» **Task item**:
Using the data below, repeat all of it precisely.

» **Recorded data**:
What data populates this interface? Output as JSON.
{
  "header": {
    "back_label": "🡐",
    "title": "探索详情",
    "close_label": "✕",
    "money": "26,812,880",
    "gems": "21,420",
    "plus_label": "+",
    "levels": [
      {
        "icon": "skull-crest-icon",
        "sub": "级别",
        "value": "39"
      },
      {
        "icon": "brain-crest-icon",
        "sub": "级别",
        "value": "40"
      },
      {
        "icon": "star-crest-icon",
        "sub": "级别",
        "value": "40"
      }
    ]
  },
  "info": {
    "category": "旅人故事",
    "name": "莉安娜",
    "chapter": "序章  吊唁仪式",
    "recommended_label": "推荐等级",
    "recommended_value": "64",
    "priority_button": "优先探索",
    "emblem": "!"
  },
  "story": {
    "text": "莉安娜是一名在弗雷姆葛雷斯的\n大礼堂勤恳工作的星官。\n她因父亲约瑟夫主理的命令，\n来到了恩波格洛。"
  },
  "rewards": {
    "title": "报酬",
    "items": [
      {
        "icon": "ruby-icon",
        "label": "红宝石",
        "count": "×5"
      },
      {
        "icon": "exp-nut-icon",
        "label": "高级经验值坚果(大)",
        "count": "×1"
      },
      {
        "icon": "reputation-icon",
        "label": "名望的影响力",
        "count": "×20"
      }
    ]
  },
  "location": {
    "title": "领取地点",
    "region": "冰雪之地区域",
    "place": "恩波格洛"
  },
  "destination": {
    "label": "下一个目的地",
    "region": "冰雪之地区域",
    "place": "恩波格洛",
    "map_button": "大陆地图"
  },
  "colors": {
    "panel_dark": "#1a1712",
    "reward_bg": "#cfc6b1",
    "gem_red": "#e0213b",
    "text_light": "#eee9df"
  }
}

» **Response area**:
What data populates this interface? Output as JSON.
{
  "header": {
    "back_label": "🡐",
    "title": "探索详情",
    "close_label": "✕",
    "money": "26,812,880",
    "gems": "21,420",
    "plus_label": "+",
    "levels": [
      {
        "icon": "skull-crest-icon",
        "sub": "级别",
        "value": "39"
      },
      {
        "icon": "brain-crest-icon",
        "sub": "级别",
        "value": "40"
      },
      {
        "icon": "star-crest-icon",
        "sub": "级别",
        "value": "40"
      }
    ]
  },
  "info": {
    "category": "旅人故事",
    "name": "莉安娜",
    "chapter": "序章  吊唁仪式",
    "recommended_label": "推荐等级",
    "recommended_value": "64",
    "priority_button": "优先探索",
    "emblem": "!"
  },
  "story": {
    "text": "莉安娜是一名在弗雷姆葛雷斯的\n大礼堂勤恳工作的星官。\n她因父亲约瑟夫主理的命令，\n来到了恩波格洛。"
  },
  "rewards": {
    "title": "报酬",
    "items": [
      {
        "icon": "ruby-icon",
        "label": "红宝石",
        "count": "×5"
      },
      {
        "icon": "exp-nut-icon",
        "label": "高级经验值坚果(大)",
        "count": "×1"
      },
      {
        "icon": "reputation-icon",
        "label": "名望的影响力",
        "count": "×20"
      }
    ]
  },
  "location": {
    "title": "领取地点",
    "region": "冰雪之地区域",
    "place": "恩波格洛"
  },
  "destination": {
    "label": "下一个目的地",
    "region": "冰雪之地区域",
    "place": "恩波格洛",
    "map_button": "大陆地图"
  },
  "colors": {
    "panel_dark": "#1a1712",
    "reward_bg": "#cfc6b1",
    "gem_red": "#e0213b",
    "text_light": "#eee9df"
  }
}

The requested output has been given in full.